5. Make Your Own Pottery at Craft Hills Kasama
Start your tour of Craft Hills Kasama with an exhibition of celebrated artist Matsui Kosei’s ceramic works. Matsui used two types of clay to create delicate, yet durable, marble-patterned ceramics in the neriage style. From here, you can venture to a shop selling works by local artists.
Kasama’s shop prides itself on encouraging young artists to find their own style, and each table holds a completely different visual style of pottery. From traditional sake glasses to fantastical figurines to statues that seem to move, you can find any sort of handmade sculpture to your liking.
6. Ride Along Tsukuba-Kasumigaura Ring Ring Road
Cyclists and fishermen rejoice! Tsukuba boasts the famous Ring Ring Road which circles a large lake in the middle of the city. Tourists can rent bikes from a shop and set out on a short ride. The cool winds from the lake and the smooth roads make this the perfect place to train for the Ironman Triathlon or take a family ride through the famous sites along the way.
For sports enthusiasts, the entire course takes you 180 km (112 miles) through mountains and to the ocean with lots of places for rest and food along the way. For families, you can ride to parks, shrines, or see sailboats. Check your maps carefully before you go! The lake widens and narrows in some areas, and if you take the wrong side of the road you could miss your destination. If you don’t have the energy for cycling, there are plenty of sightseeing boats on the lake to take you around.
7. Get A View at Ushiku Daibutsu
Finish your tour in Ushiku to see Ibaraki’s famous Great Buddha statue. This Buddha stands on a pedestal, and you can see each carefully crafted detail from the feet below to the towering head above. For comparison, the more internationally famous Great Buddha of Nara is 15 meters (50 feet) tall, and Ushiku’s Great Buddha stands at 100 meters (330 feet). The Great Buddha of Nara could sit in the palm of the Great Buddha of Ushiku’s hand!
Stepping onto the grounds, you can see a flower garden, a small animal park, and statues along your path. Like the Statue of Liberty, you can go inside the Buddha and visit different floors for worship, as well as one floor that boasts a spectacular view.
The first floor is the World of Infinite Light and Life. The lights suddenly went out except for one streaming beam, and an announcement was made that explained we could blind ourselves to worldly desires and live in the light of wisdom. On the second floor, World of Gratitude and Thankfulness, you can make a copy of your very own sutra thanking Buddha.

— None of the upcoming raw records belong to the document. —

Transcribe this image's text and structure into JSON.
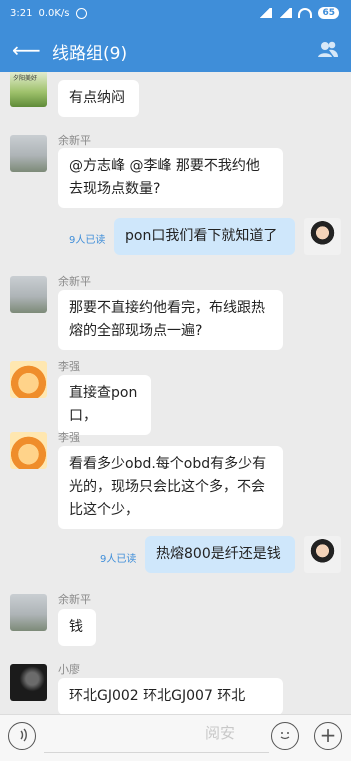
{
  "status": {
    "time": "3:21",
    "speed": "0.0K/s",
    "battery": "65"
  },
  "header": {
    "title": "线路组(9)"
  },
  "messages": [
    {
      "sender": "",
      "text": "有点纳闷"
    },
    {
      "sender": "余新平",
      "text": "@方志峰 @李峰 那要不我约他去现场点数量?"
    },
    {
      "sender": "me",
      "text": "pon口我们看下就知道了",
      "read": "9人已读"
    },
    {
      "sender": "余新平",
      "text": "那要不直接约他看完，布线跟热熔的全部现场点一遍?"
    },
    {
      "sender": "李强",
      "text": "直接查pon口，"
    },
    {
      "sender": "李强",
      "text": "看看多少obd.每个obd有多少有光的，现场只会比这个多，不会比这个少，"
    },
    {
      "sender": "me",
      "text": "热熔800是纤还是钱",
      "read": "9人已读"
    },
    {
      "sender": "余新平",
      "text": "钱"
    },
    {
      "sender": "小廖",
      "text": "环北GJ002 环北GJ007 环北"
    }
  ],
  "avatar_text": "夕阳美好",
  "input": {
    "voice_icon": "voice-icon",
    "emoji_icon": "emoji-icon",
    "plus_label": "+"
  },
  "watermark": "阅安"
}
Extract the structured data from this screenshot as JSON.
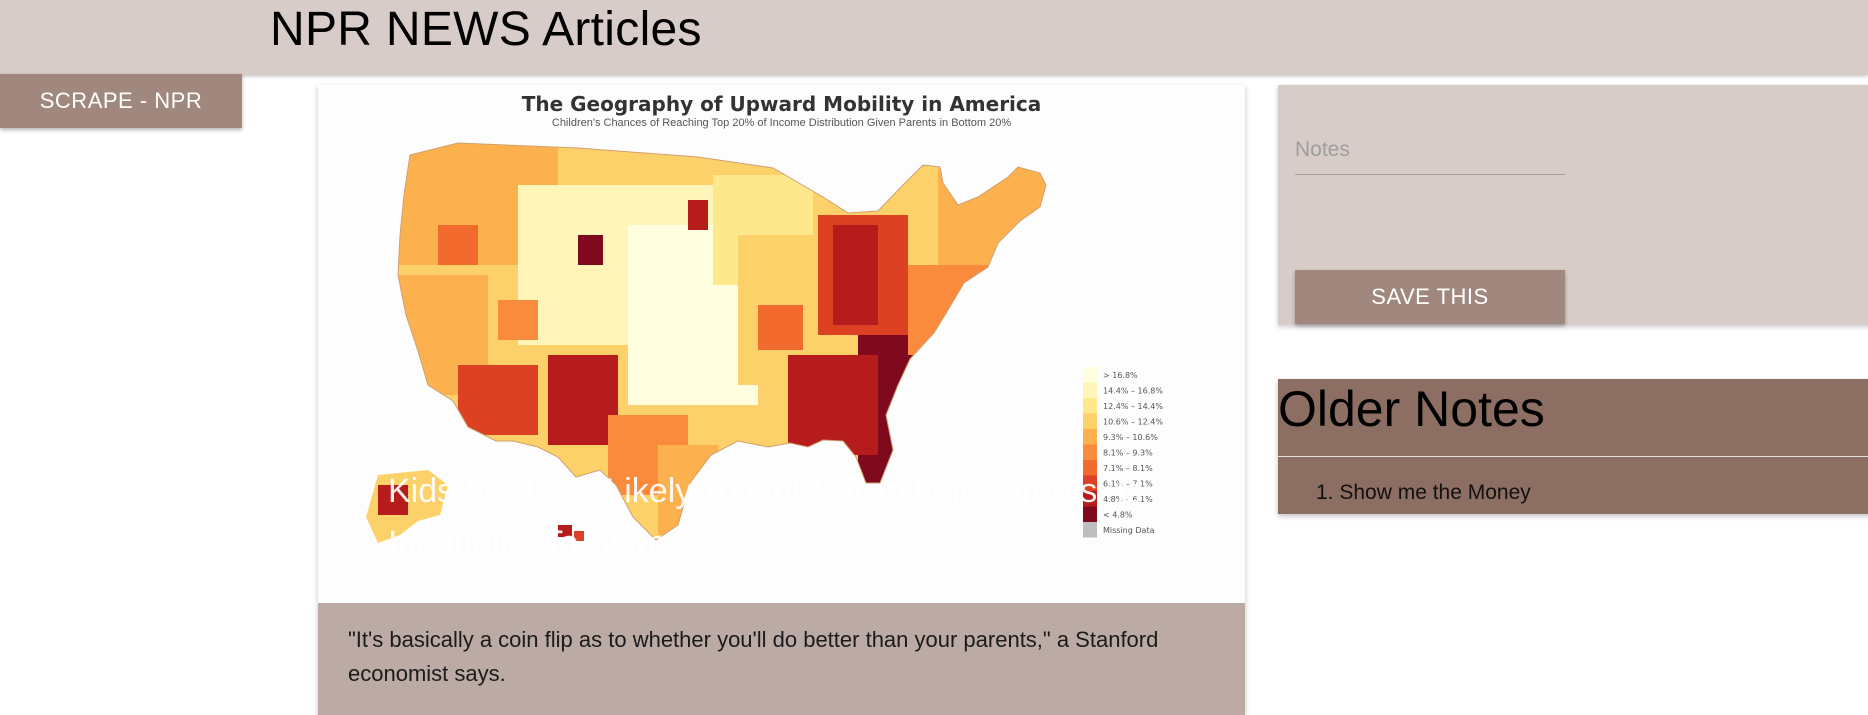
{
  "header": {
    "title": "NPR NEWS Articles"
  },
  "toolbar": {
    "scrape_label": "SCRAPE - NPR"
  },
  "article": {
    "image": {
      "title": "The Geography of Upward Mobility in America",
      "subtitle": "Children's Chances of Reaching Top 20% of Income Distribution Given Parents in Bottom 20%",
      "legend": [
        {
          "label": "> 16.8%",
          "color": "#ffffe0"
        },
        {
          "label": "14.4% – 16.8%",
          "color": "#fff5b8"
        },
        {
          "label": "12.4% – 14.4%",
          "color": "#fee88c"
        },
        {
          "label": "10.6% – 12.4%",
          "color": "#fdd16a"
        },
        {
          "label": "9.3% – 10.6%",
          "color": "#fdb14e"
        },
        {
          "label": "8.1% – 9.3%",
          "color": "#fb8b3c"
        },
        {
          "label": "7.1% – 8.1%",
          "color": "#f26a2e"
        },
        {
          "label": "6.1% – 7.1%",
          "color": "#dd4124"
        },
        {
          "label": "4.8% – 6.1%",
          "color": "#b71c1c"
        },
        {
          "label": "< 4.8%",
          "color": "#7f0a1d"
        },
        {
          "label": "Missing Data",
          "color": "#bdbdbd"
        }
      ]
    },
    "title": "Kids Are Less Likely To Out-Earn Their Parents. Is Inequality To Blame?",
    "summary": "\"It's basically a coin flip as to whether you'll do better than your parents,\" a Stanford economist says."
  },
  "notes": {
    "placeholder": "Notes",
    "value": "",
    "save_label": "SAVE THIS"
  },
  "older_notes": {
    "heading": "Older Notes",
    "items": [
      "1. Show me the Money"
    ]
  },
  "colors": {
    "topbar": "#d7ccc8",
    "button": "#a1887f",
    "older_panel": "#8d6e63",
    "card_content": "#bcaaa4"
  }
}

On the third floor, the World of the Lotus Sanctuary, you’re surrounded by approximately 3,400 gold statues of Buddha each inscribed with the name of a deceased person. Monks pray over and bless these statues every day. Finally, on the top floors, you can get a panoramic view from 85 meters (280 feet) up. The view reaches all the way to Tokyo, and you can see SkyTree from here.